* _Requirement_
When you write out the records, keep every word exact and drop the pictures.

* _Data listing_
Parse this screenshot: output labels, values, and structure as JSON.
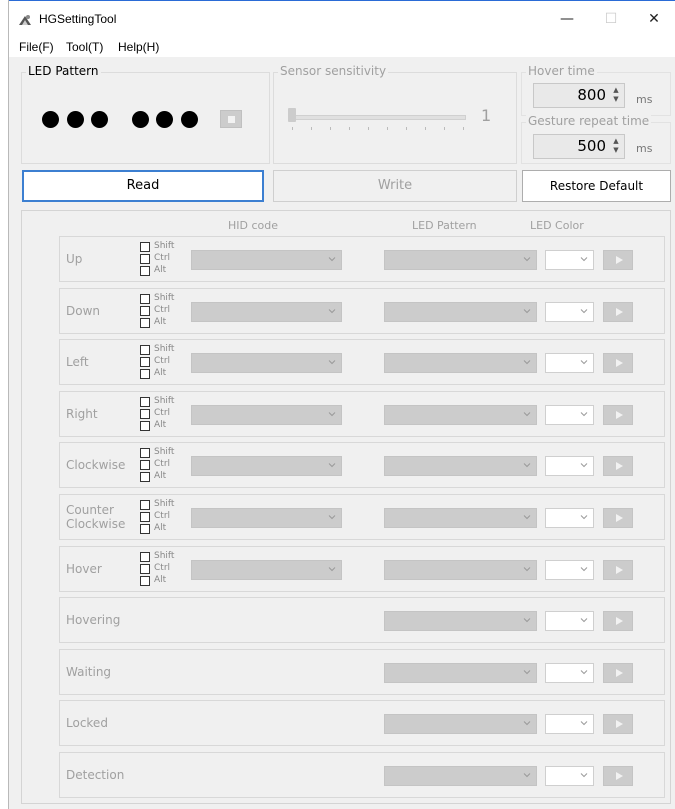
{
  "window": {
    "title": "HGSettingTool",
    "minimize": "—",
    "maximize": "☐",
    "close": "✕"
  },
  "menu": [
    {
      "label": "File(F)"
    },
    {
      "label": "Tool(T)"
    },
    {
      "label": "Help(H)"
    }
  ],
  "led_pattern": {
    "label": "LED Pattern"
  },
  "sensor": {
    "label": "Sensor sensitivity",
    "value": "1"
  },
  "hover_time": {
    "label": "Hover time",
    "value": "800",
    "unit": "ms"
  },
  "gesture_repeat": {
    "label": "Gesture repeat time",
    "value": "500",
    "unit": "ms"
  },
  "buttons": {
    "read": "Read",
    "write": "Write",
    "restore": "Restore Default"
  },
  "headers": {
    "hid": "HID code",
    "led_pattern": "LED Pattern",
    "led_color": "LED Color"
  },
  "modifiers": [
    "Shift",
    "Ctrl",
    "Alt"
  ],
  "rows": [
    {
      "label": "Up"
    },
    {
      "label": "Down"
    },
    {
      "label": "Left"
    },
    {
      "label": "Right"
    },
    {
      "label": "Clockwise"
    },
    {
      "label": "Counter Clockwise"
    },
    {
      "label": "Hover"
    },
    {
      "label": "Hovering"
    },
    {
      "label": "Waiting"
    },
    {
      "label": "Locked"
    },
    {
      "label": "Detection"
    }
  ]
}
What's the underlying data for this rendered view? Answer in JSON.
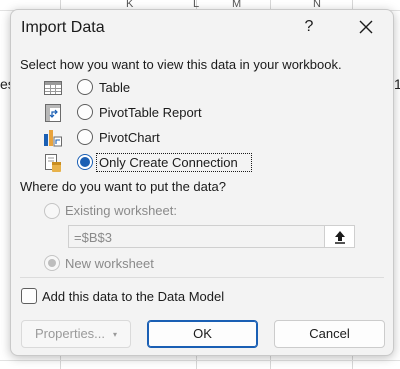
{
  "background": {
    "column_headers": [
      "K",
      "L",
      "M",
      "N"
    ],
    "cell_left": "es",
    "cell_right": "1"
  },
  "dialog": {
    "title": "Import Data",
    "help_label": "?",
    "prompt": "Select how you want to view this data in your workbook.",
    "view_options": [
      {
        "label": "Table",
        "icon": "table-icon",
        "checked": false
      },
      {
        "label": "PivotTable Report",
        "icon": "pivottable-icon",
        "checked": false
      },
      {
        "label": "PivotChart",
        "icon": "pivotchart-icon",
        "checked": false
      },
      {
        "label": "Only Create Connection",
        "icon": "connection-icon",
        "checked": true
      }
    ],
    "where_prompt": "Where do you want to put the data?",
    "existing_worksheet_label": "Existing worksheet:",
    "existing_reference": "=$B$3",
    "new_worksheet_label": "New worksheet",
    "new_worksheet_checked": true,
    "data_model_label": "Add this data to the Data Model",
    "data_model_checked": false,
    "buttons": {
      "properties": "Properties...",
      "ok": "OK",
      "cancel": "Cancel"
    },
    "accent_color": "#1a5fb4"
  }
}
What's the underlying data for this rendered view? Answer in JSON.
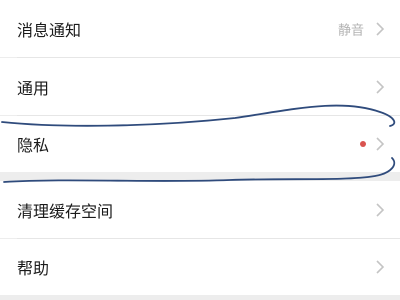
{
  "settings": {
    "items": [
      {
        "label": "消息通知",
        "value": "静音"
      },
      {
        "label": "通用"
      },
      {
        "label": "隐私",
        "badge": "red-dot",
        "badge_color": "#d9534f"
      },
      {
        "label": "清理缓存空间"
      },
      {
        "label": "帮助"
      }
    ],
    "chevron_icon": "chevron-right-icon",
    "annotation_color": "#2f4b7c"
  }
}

* _Answer below_
Parse this screenshot: output labels, values, and structure as JSON.
{
  "window": {
    "title": "HGSettingTool",
    "minimize": "—",
    "maximize": "☐",
    "close": "✕"
  },
  "menu": [
    {
      "label": "File(F)"
    },
    {
      "label": "Tool(T)"
    },
    {
      "label": "Help(H)"
    }
  ],
  "led_pattern": {
    "label": "LED Pattern"
  },
  "sensor": {
    "label": "Sensor sensitivity",
    "value": "1"
  },
  "hover_time": {
    "label": "Hover time",
    "value": "800",
    "unit": "ms"
  },
  "gesture_repeat": {
    "label": "Gesture repeat time",
    "value": "500",
    "unit": "ms"
  },
  "buttons": {
    "read": "Read",
    "write": "Write",
    "restore": "Restore Default"
  },
  "headers": {
    "hid": "HID code",
    "led_pattern": "LED Pattern",
    "led_color": "LED Color"
  },
  "modifiers": [
    "Shift",
    "Ctrl",
    "Alt"
  ],
  "rows": [
    {
      "label": "Up"
    },
    {
      "label": "Down"
    },
    {
      "label": "Left"
    },
    {
      "label": "Right"
    },
    {
      "label": "Clockwise"
    },
    {
      "label": "Counter Clockwise"
    },
    {
      "label": "Hover"
    },
    {
      "label": "Hovering"
    },
    {
      "label": "Waiting"
    },
    {
      "label": "Locked"
    },
    {
      "label": "Detection"
    }
  ]
}
What's the underlying data for this rendered view? Answer in JSON.
{
  "background": {
    "column_headers": [
      "K",
      "L",
      "M",
      "N"
    ],
    "cell_left": "es",
    "cell_right": "1"
  },
  "dialog": {
    "title": "Import Data",
    "help_label": "?",
    "prompt": "Select how you want to view this data in your workbook.",
    "view_options": [
      {
        "label": "Table",
        "icon": "table-icon",
        "checked": false
      },
      {
        "label": "PivotTable Report",
        "icon": "pivottable-icon",
        "checked": false
      },
      {
        "label": "PivotChart",
        "icon": "pivotchart-icon",
        "checked": false
      },
      {
        "label": "Only Create Connection",
        "icon": "connection-icon",
        "checked": true
      }
    ],
    "where_prompt": "Where do you want to put the data?",
    "existing_worksheet_label": "Existing worksheet:",
    "existing_reference": "=$B$3",
    "new_worksheet_label": "New worksheet",
    "new_worksheet_checked": true,
    "data_model_label": "Add this data to the Data Model",
    "data_model_checked": false,
    "buttons": {
      "properties": "Properties...",
      "ok": "OK",
      "cancel": "Cancel"
    },
    "accent_color": "#1a5fb4"
  }
}
What's the underlying data for this rendered view? Answer in JSON.
{
  "settings": {
    "items": [
      {
        "label": "消息通知",
        "value": "静音"
      },
      {
        "label": "通用"
      },
      {
        "label": "隐私",
        "badge": "red-dot",
        "badge_color": "#d9534f"
      },
      {
        "label": "清理缓存空间"
      },
      {
        "label": "帮助"
      }
    ],
    "chevron_icon": "chevron-right-icon",
    "annotation_color": "#2f4b7c"
  }
}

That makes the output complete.